The immediate reaction by governments everywhere is to strengthen barriers at the border. This has not stopped the pandemic. At the same time, the pandemic highlights the relative weakness of global institutions of governance coordination. The major international institutions—the United Nations, World Health Organization, International Monetary Fund, International Civil Aviation Organization, and so on—have little to offer to mitigate the scourge.
Within the United States, we are seeing both the strains and the benefits of the federalist architecture of our government. Health care is a local responsibility but requires a competent and responsive national support structure. Like every natural emergency, we stumble at first, sometimes badly. But we learn. Fortunately, we have an exceptionally robust private sector—both profit-seeking and nonprofit—that has stepped into the void of weak government response.
This pandemic potentially changes everything. But where will it take us? How will the landscape of economic and social life change in months and years ahead?
To address these questions, CSIS has launched a new commentary series called “On the Horizon.” Our scholars offer their insights into the more fundamental changes we might anticipate for our future social and economic world.
We welcome your feedback and your ideas. None of us has perfect vision for the future.

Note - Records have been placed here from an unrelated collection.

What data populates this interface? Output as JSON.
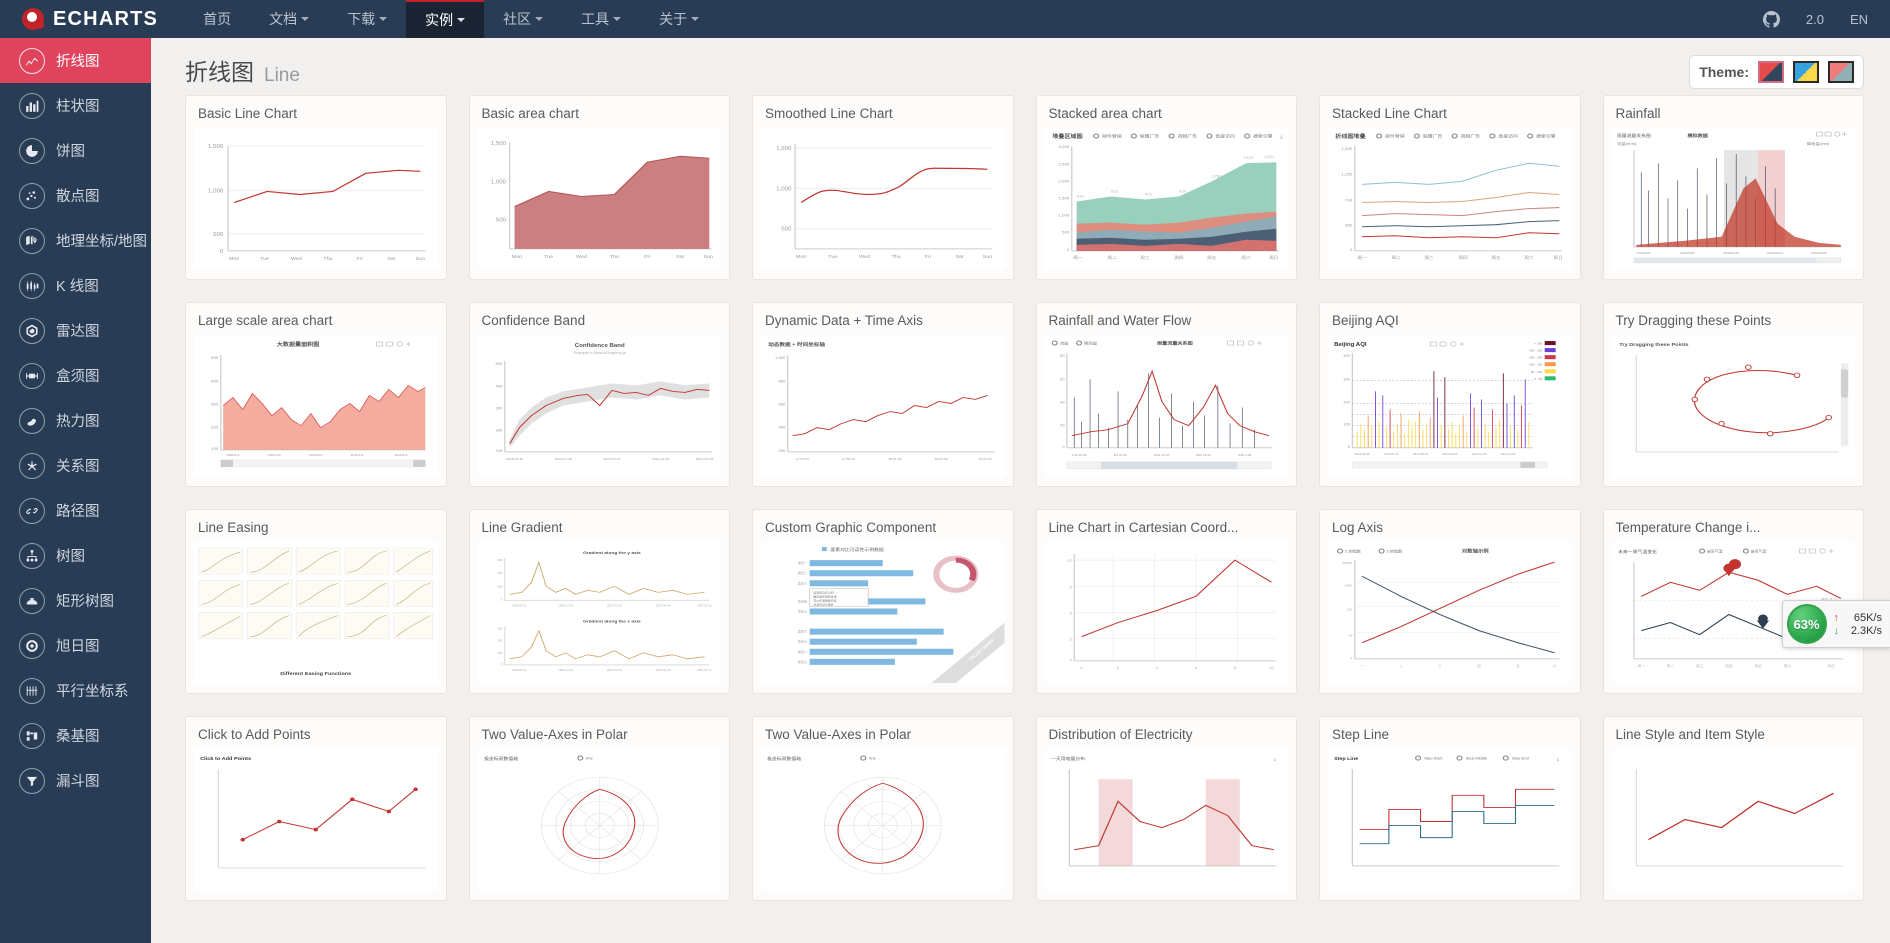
{
  "navbar": {
    "brand": "ECHARTS",
    "items": [
      {
        "label": "首页",
        "caret": false,
        "active": false
      },
      {
        "label": "文档",
        "caret": true,
        "active": false
      },
      {
        "label": "下载",
        "caret": true,
        "active": false
      },
      {
        "label": "实例",
        "caret": true,
        "active": true
      },
      {
        "label": "社区",
        "caret": true,
        "active": false
      },
      {
        "label": "工具",
        "caret": true,
        "active": false
      },
      {
        "label": "关于",
        "caret": true,
        "active": false
      }
    ],
    "right": {
      "github_icon": "github-icon",
      "version": "2.0",
      "lang": "EN"
    }
  },
  "sidebar": {
    "items": [
      {
        "label": "折线图",
        "icon": "line-chart-icon",
        "active": true
      },
      {
        "label": "柱状图",
        "icon": "bar-chart-icon",
        "active": false
      },
      {
        "label": "饼图",
        "icon": "pie-chart-icon",
        "active": false
      },
      {
        "label": "散点图",
        "icon": "scatter-chart-icon",
        "active": false
      },
      {
        "label": "地理坐标/地图",
        "icon": "map-icon",
        "active": false
      },
      {
        "label": "K 线图",
        "icon": "candlestick-icon",
        "active": false
      },
      {
        "label": "雷达图",
        "icon": "radar-icon",
        "active": false
      },
      {
        "label": "盒须图",
        "icon": "boxplot-icon",
        "active": false
      },
      {
        "label": "热力图",
        "icon": "heatmap-icon",
        "active": false
      },
      {
        "label": "关系图",
        "icon": "graph-icon",
        "active": false
      },
      {
        "label": "路径图",
        "icon": "lines-icon",
        "active": false
      },
      {
        "label": "树图",
        "icon": "tree-icon",
        "active": false
      },
      {
        "label": "矩形树图",
        "icon": "treemap-icon",
        "active": false
      },
      {
        "label": "旭日图",
        "icon": "sunburst-icon",
        "active": false
      },
      {
        "label": "平行坐标系",
        "icon": "parallel-icon",
        "active": false
      },
      {
        "label": "桑基图",
        "icon": "sankey-icon",
        "active": false
      },
      {
        "label": "漏斗图",
        "icon": "funnel-icon",
        "active": false
      }
    ]
  },
  "page": {
    "title_cn": "折线图",
    "title_en": "Line",
    "theme_label": "Theme:",
    "themes": [
      {
        "name": "theme-swatch-red",
        "selected": true
      },
      {
        "name": "theme-swatch-blue",
        "selected": false
      },
      {
        "name": "theme-swatch-pink",
        "selected": false
      }
    ]
  },
  "netspeed": {
    "percent": "63%",
    "up_arrow": "↑",
    "up_value": "65K/s",
    "down_arrow": "↓",
    "down_value": "2.3K/s"
  },
  "gallery": {
    "cards": [
      {
        "title": "Basic Line Chart",
        "kind": "line"
      },
      {
        "title": "Basic area chart",
        "kind": "area"
      },
      {
        "title": "Smoothed Line Chart",
        "kind": "smooth"
      },
      {
        "title": "Stacked area chart",
        "kind": "stacked-area"
      },
      {
        "title": "Stacked Line Chart",
        "kind": "stacked-line"
      },
      {
        "title": "Rainfall",
        "kind": "rainfall"
      },
      {
        "title": "Large scale area chart",
        "kind": "large-area"
      },
      {
        "title": "Confidence Band",
        "kind": "confidence"
      },
      {
        "title": "Dynamic Data + Time Axis",
        "kind": "dynamic"
      },
      {
        "title": "Rainfall and Water Flow",
        "kind": "rain-water"
      },
      {
        "title": "Beijing AQI",
        "kind": "aqi"
      },
      {
        "title": "Try Dragging these Points",
        "kind": "drag"
      },
      {
        "title": "Line Easing",
        "kind": "easing"
      },
      {
        "title": "Line Gradient",
        "kind": "gradient"
      },
      {
        "title": "Custom Graphic Component",
        "kind": "custom-graphic"
      },
      {
        "title": "Line Chart in Cartesian Coord...",
        "kind": "cartesian"
      },
      {
        "title": "Log Axis",
        "kind": "log"
      },
      {
        "title": "Temperature Change i...",
        "kind": "temperature"
      },
      {
        "title": "Click to Add Points",
        "kind": "click-add"
      },
      {
        "title": "Two Value-Axes in Polar",
        "kind": "polar"
      },
      {
        "title": "Two Value-Axes in Polar",
        "kind": "polar"
      },
      {
        "title": "Distribution of Electricity",
        "kind": "electricity"
      },
      {
        "title": "Step Line",
        "kind": "step"
      },
      {
        "title": "Line Style and Item Style",
        "kind": "linestyle"
      }
    ]
  },
  "chart_data": {
    "type": "line",
    "title": "Basic Line Chart",
    "categories": [
      "Mon",
      "Tue",
      "Wed",
      "Thu",
      "Fri",
      "Sat",
      "Sun"
    ],
    "values": [
      820,
      932,
      901,
      934,
      1290,
      1330,
      1320
    ],
    "ylim": [
      0,
      1500
    ],
    "yticks": [
      0,
      500,
      1000,
      1500
    ],
    "xlabel": "",
    "ylabel": "",
    "grid": true,
    "legend": null,
    "stacked_area": {
      "type": "area",
      "title": "堆叠区域图",
      "legend": [
        "邮件营销",
        "联盟广告",
        "视频广告",
        "直接访问",
        "搜索引擎"
      ],
      "categories": [
        "周一",
        "周二",
        "周三",
        "周四",
        "周五",
        "周六",
        "周日"
      ],
      "series": [
        {
          "name": "邮件营销",
          "values": [
            120,
            132,
            101,
            134,
            90,
            230,
            210
          ]
        },
        {
          "name": "联盟广告",
          "values": [
            220,
            182,
            191,
            234,
            290,
            330,
            310
          ]
        },
        {
          "name": "视频广告",
          "values": [
            150,
            232,
            201,
            154,
            190,
            330,
            410
          ]
        },
        {
          "name": "直接访问",
          "values": [
            320,
            332,
            301,
            334,
            390,
            330,
            320
          ]
        },
        {
          "name": "搜索引擎",
          "values": [
            820,
            932,
            901,
            934,
            1290,
            1330,
            1320
          ]
        }
      ],
      "ylim": [
        0,
        3000
      ],
      "yticks": [
        0,
        500,
        1000,
        1500,
        2000,
        2500,
        3000
      ]
    },
    "beijing_aqi": {
      "type": "line",
      "title": "Beijing AQI",
      "ylim": [
        0,
        400
      ],
      "yticks": [
        0,
        100,
        200,
        300,
        400
      ],
      "xticks": [
        "2014-06-05",
        "2014-07-11",
        "2014-08-16",
        "2014-09-21",
        "2014-10-26",
        "2014-12-01",
        "2015-01-22"
      ],
      "legend_pieces": [
        "0 - 50",
        "50 - 100",
        "100 - 150",
        "150 - 200",
        "200 - 300",
        "> 300"
      ],
      "legend_colors": [
        "#2eb872",
        "#fdd84a",
        "#f2994a",
        "#d0364b",
        "#6a3fd6",
        "#6b1027"
      ],
      "marklines": [
        50,
        100,
        150,
        200,
        300
      ]
    }
  }
}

But it is far better to anticipate significant change so that we can position our policy framework to manage it.
On the Horizon.